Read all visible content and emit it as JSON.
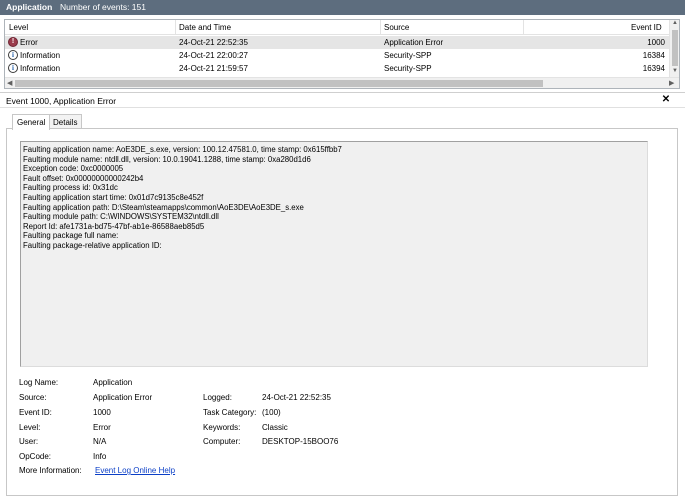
{
  "header": {
    "title": "Application",
    "count_text": "Number of events: 151"
  },
  "grid": {
    "columns": [
      "Level",
      "Date and Time",
      "Source",
      "Event ID"
    ],
    "rows": [
      {
        "level": "Error",
        "icon": "error-icon",
        "datetime": "24-Oct-21 22:52:35",
        "source": "Application Error",
        "event_id": "1000",
        "selected": true
      },
      {
        "level": "Information",
        "icon": "info-icon",
        "datetime": "24-Oct-21 22:00:27",
        "source": "Security-SPP",
        "event_id": "16384",
        "selected": false
      },
      {
        "level": "Information",
        "icon": "info-icon",
        "datetime": "24-Oct-21 21:59:57",
        "source": "Security-SPP",
        "event_id": "16394",
        "selected": false
      }
    ]
  },
  "detail": {
    "title": "Event 1000, Application Error",
    "close_label": "✕",
    "tabs": [
      {
        "label": "General",
        "active": true
      },
      {
        "label": "Details",
        "active": false
      }
    ],
    "description_lines": [
      "Faulting application name: AoE3DE_s.exe, version: 100.12.47581.0, time stamp: 0x615ffbb7",
      "Faulting module name: ntdll.dll, version: 10.0.19041.1288, time stamp: 0xa280d1d6",
      "Exception code: 0xc0000005",
      "Fault offset: 0x00000000000242b4",
      "Faulting process id: 0x31dc",
      "Faulting application start time: 0x01d7c9135c8e452f",
      "Faulting application path: D:\\Steam\\steamapps\\common\\AoE3DE\\AoE3DE_s.exe",
      "Faulting module path: C:\\WINDOWS\\SYSTEM32\\ntdll.dll",
      "Report Id: afe1731a-bd75-47bf-ab1e-86588aeb85d5",
      "Faulting package full name:",
      "Faulting package-relative application ID:"
    ],
    "props": {
      "log_name_label": "Log Name:",
      "log_name": "Application",
      "source_label": "Source:",
      "source": "Application Error",
      "logged_label": "Logged:",
      "logged": "24-Oct-21 22:52:35",
      "event_id_label": "Event ID:",
      "event_id": "1000",
      "task_label": "Task Category:",
      "task": "(100)",
      "level_label": "Level:",
      "level": "Error",
      "keywords_label": "Keywords:",
      "keywords": "Classic",
      "user_label": "User:",
      "user": "N/A",
      "computer_label": "Computer:",
      "computer": "DESKTOP-15BOO76",
      "opcode_label": "OpCode:",
      "opcode": "Info",
      "more_info_label": "More Information:",
      "more_info_link": "Event Log Online Help"
    }
  },
  "colors": {
    "titlebar": "#5d6d7e",
    "selected_row": "#e5e5e5",
    "link": "#0b3fc7",
    "error_icon": "#9a3b4b"
  }
}
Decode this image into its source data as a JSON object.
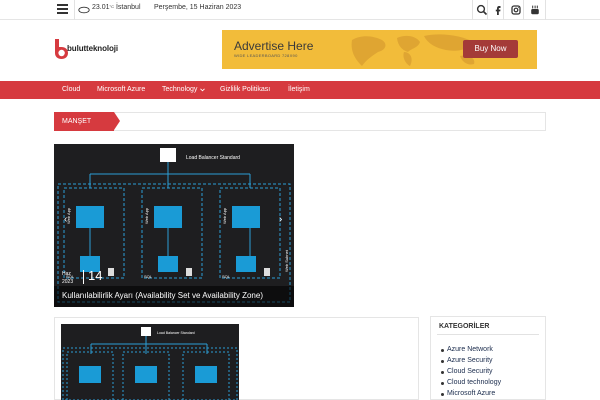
{
  "topbar": {
    "menu_icon": "hamburger-icon",
    "weather_icon": "cloud-icon",
    "temperature": "23.01",
    "temperature_unit": "°C",
    "city": "İstanbul",
    "date": "Perşembe, 15 Haziran 2023",
    "icons": [
      "search-icon",
      "facebook-icon",
      "instagram-icon",
      "youtube-icon"
    ]
  },
  "header": {
    "logo_text": "bulutteknoloji",
    "logo_color": "#d63a3f"
  },
  "ad": {
    "title": "Advertise Here",
    "subtitle": "WIDE LEADERBOARD 728X90",
    "button": "Buy Now"
  },
  "nav": {
    "items": [
      "Cloud",
      "Microsoft Azure",
      "Technology",
      "Gizlilik Politikası",
      "İletişim"
    ],
    "accent": "#d63a3f"
  },
  "manset": {
    "label": "MANŞET"
  },
  "featured": {
    "date_day": "14",
    "date_month": "Haz",
    "date_year": "2023",
    "title": "Kullanılabilirlik Ayarı (Availability Set ve Availability Zone)",
    "diagram": {
      "top_label": "Load Balancer Standard",
      "boxes": [
        "Web App",
        "Web App",
        "Web App"
      ],
      "db_labels": [
        "SQL",
        "SQL",
        "SQL"
      ],
      "subnet_label": "Web Subnet"
    }
  },
  "post_thumb": {
    "top_label": "Load Balancer Standard"
  },
  "sidebar": {
    "title": "KATEGORİLER",
    "categories": [
      "Azure Network",
      "Azure Security",
      "Cloud Security",
      "Cloud technology",
      "Microsoft Azure"
    ]
  }
}
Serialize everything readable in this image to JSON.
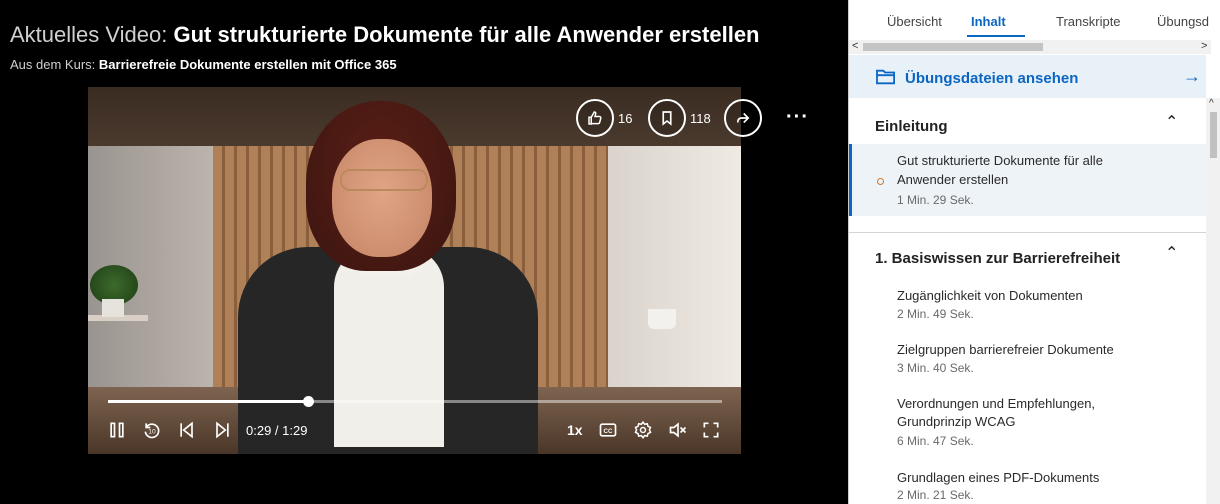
{
  "player": {
    "title_prefix": "Aktuelles Video:",
    "title": "Gut strukturierte Dokumente für alle Anwender erstellen",
    "course_prefix": "Aus dem Kurs:",
    "course": "Barrierefreie Dokumente erstellen mit Office 365",
    "likes": "16",
    "saves": "118",
    "more_label": "···",
    "time": "0:29 / 1:29",
    "progress": 0.326,
    "speed": "1x",
    "icons": {
      "like": "like-icon",
      "save": "bookmark-icon",
      "share": "share-icon",
      "pause": "pause-icon",
      "rewind10": "rewind-10-icon",
      "prev": "previous-icon",
      "next": "next-icon",
      "captions": "captions-icon",
      "settings": "settings-icon",
      "mute": "mute-icon",
      "fullscreen": "fullscreen-icon"
    }
  },
  "sidebar": {
    "tabs": [
      {
        "label": "Übersicht"
      },
      {
        "label": "Inhalt"
      },
      {
        "label": "Transkripte"
      },
      {
        "label": "Übungsd"
      }
    ],
    "active_tab": "Inhalt",
    "exercise_files": "Übungsdateien ansehen",
    "sections": [
      {
        "title": "Einleitung",
        "items": [
          {
            "title_line1": "Gut strukturierte Dokumente für alle",
            "title_line2": "Anwender erstellen",
            "duration": "1 Min. 29 Sek."
          }
        ]
      },
      {
        "title": "1. Basiswissen zur Barrierefreiheit",
        "items": [
          {
            "title_line1": "Zugänglichkeit von Dokumenten",
            "duration": "2 Min. 49 Sek."
          },
          {
            "title_line1": "Zielgruppen barrierefreier Dokumente",
            "duration": "3 Min. 40 Sek."
          },
          {
            "title_line1": "Verordnungen und Empfehlungen,",
            "title_line2": "Grundprinzip WCAG",
            "duration": "6 Min. 47 Sek."
          },
          {
            "title_line1": "Grundlagen eines PDF-Dokuments",
            "duration": "2 Min. 21 Sek."
          }
        ]
      }
    ]
  },
  "colors": {
    "accent": "#0a66c2",
    "current_dot": "#d0792d"
  }
}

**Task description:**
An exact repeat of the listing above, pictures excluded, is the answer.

**Output:**
Read all visible content and emit it as JSON.
{
  "header": {
    "title": "Application",
    "count_text": "Number of events: 151"
  },
  "grid": {
    "columns": [
      "Level",
      "Date and Time",
      "Source",
      "Event ID"
    ],
    "rows": [
      {
        "level": "Error",
        "icon": "error-icon",
        "datetime": "24-Oct-21 22:52:35",
        "source": "Application Error",
        "event_id": "1000",
        "selected": true
      },
      {
        "level": "Information",
        "icon": "info-icon",
        "datetime": "24-Oct-21 22:00:27",
        "source": "Security-SPP",
        "event_id": "16384",
        "selected": false
      },
      {
        "level": "Information",
        "icon": "info-icon",
        "datetime": "24-Oct-21 21:59:57",
        "source": "Security-SPP",
        "event_id": "16394",
        "selected": false
      }
    ]
  },
  "detail": {
    "title": "Event 1000, Application Error",
    "close_label": "✕",
    "tabs": [
      {
        "label": "General",
        "active": true
      },
      {
        "label": "Details",
        "active": false
      }
    ],
    "description_lines": [
      "Faulting application name: AoE3DE_s.exe, version: 100.12.47581.0, time stamp: 0x615ffbb7",
      "Faulting module name: ntdll.dll, version: 10.0.19041.1288, time stamp: 0xa280d1d6",
      "Exception code: 0xc0000005",
      "Fault offset: 0x00000000000242b4",
      "Faulting process id: 0x31dc",
      "Faulting application start time: 0x01d7c9135c8e452f",
      "Faulting application path: D:\\Steam\\steamapps\\common\\AoE3DE\\AoE3DE_s.exe",
      "Faulting module path: C:\\WINDOWS\\SYSTEM32\\ntdll.dll",
      "Report Id: afe1731a-bd75-47bf-ab1e-86588aeb85d5",
      "Faulting package full name:",
      "Faulting package-relative application ID:"
    ],
    "props": {
      "log_name_label": "Log Name:",
      "log_name": "Application",
      "source_label": "Source:",
      "source": "Application Error",
      "logged_label": "Logged:",
      "logged": "24-Oct-21 22:52:35",
      "event_id_label": "Event ID:",
      "event_id": "1000",
      "task_label": "Task Category:",
      "task": "(100)",
      "level_label": "Level:",
      "level": "Error",
      "keywords_label": "Keywords:",
      "keywords": "Classic",
      "user_label": "User:",
      "user": "N/A",
      "computer_label": "Computer:",
      "computer": "DESKTOP-15BOO76",
      "opcode_label": "OpCode:",
      "opcode": "Info",
      "more_info_label": "More Information:",
      "more_info_link": "Event Log Online Help"
    }
  },
  "colors": {
    "titlebar": "#5d6d7e",
    "selected_row": "#e5e5e5",
    "link": "#0b3fc7",
    "error_icon": "#9a3b4b"
  }
}
Decode this image into its source data as a JSON object.
{
  "topbar": {
    "menu_icon": "hamburger-icon",
    "weather_icon": "cloud-icon",
    "temperature": "23.01",
    "temperature_unit": "°C",
    "city": "İstanbul",
    "date": "Perşembe, 15 Haziran 2023",
    "icons": [
      "search-icon",
      "facebook-icon",
      "instagram-icon",
      "youtube-icon"
    ]
  },
  "header": {
    "logo_text": "bulutteknoloji",
    "logo_color": "#d63a3f"
  },
  "ad": {
    "title": "Advertise Here",
    "subtitle": "WIDE LEADERBOARD 728X90",
    "button": "Buy Now"
  },
  "nav": {
    "items": [
      "Cloud",
      "Microsoft Azure",
      "Technology",
      "Gizlilik Politikası",
      "İletişim"
    ],
    "accent": "#d63a3f"
  },
  "manset": {
    "label": "MANŞET"
  },
  "featured": {
    "date_day": "14",
    "date_month": "Haz",
    "date_year": "2023",
    "title": "Kullanılabilirlik Ayarı (Availability Set ve Availability Zone)",
    "diagram": {
      "top_label": "Load Balancer Standard",
      "boxes": [
        "Web App",
        "Web App",
        "Web App"
      ],
      "db_labels": [
        "SQL",
        "SQL",
        "SQL"
      ],
      "subnet_label": "Web Subnet"
    }
  },
  "post_thumb": {
    "top_label": "Load Balancer Standard"
  },
  "sidebar": {
    "title": "KATEGORİLER",
    "categories": [
      "Azure Network",
      "Azure Security",
      "Cloud Security",
      "Cloud technology",
      "Microsoft Azure"
    ]
  }
}
Serialize everything readable in this image to JSON.
{
  "player": {
    "title_prefix": "Aktuelles Video:",
    "title": "Gut strukturierte Dokumente für alle Anwender erstellen",
    "course_prefix": "Aus dem Kurs:",
    "course": "Barrierefreie Dokumente erstellen mit Office 365",
    "likes": "16",
    "saves": "118",
    "more_label": "···",
    "time": "0:29 / 1:29",
    "progress": 0.326,
    "speed": "1x",
    "icons": {
      "like": "like-icon",
      "save": "bookmark-icon",
      "share": "share-icon",
      "pause": "pause-icon",
      "rewind10": "rewind-10-icon",
      "prev": "previous-icon",
      "next": "next-icon",
      "captions": "captions-icon",
      "settings": "settings-icon",
      "mute": "mute-icon",
      "fullscreen": "fullscreen-icon"
    }
  },
  "sidebar": {
    "tabs": [
      {
        "label": "Übersicht"
      },
      {
        "label": "Inhalt"
      },
      {
        "label": "Transkripte"
      },
      {
        "label": "Übungsd"
      }
    ],
    "active_tab": "Inhalt",
    "exercise_files": "Übungsdateien ansehen",
    "sections": [
      {
        "title": "Einleitung",
        "items": [
          {
            "title_line1": "Gut strukturierte Dokumente für alle",
            "title_line2": "Anwender erstellen",
            "duration": "1 Min. 29 Sek."
          }
        ]
      },
      {
        "title": "1. Basiswissen zur Barrierefreiheit",
        "items": [
          {
            "title_line1": "Zugänglichkeit von Dokumenten",
            "duration": "2 Min. 49 Sek."
          },
          {
            "title_line1": "Zielgruppen barrierefreier Dokumente",
            "duration": "3 Min. 40 Sek."
          },
          {
            "title_line1": "Verordnungen und Empfehlungen,",
            "title_line2": "Grundprinzip WCAG",
            "duration": "6 Min. 47 Sek."
          },
          {
            "title_line1": "Grundlagen eines PDF-Dokuments",
            "duration": "2 Min. 21 Sek."
          }
        ]
      }
    ]
  },
  "colors": {
    "accent": "#0a66c2",
    "current_dot": "#d0792d"
  }
}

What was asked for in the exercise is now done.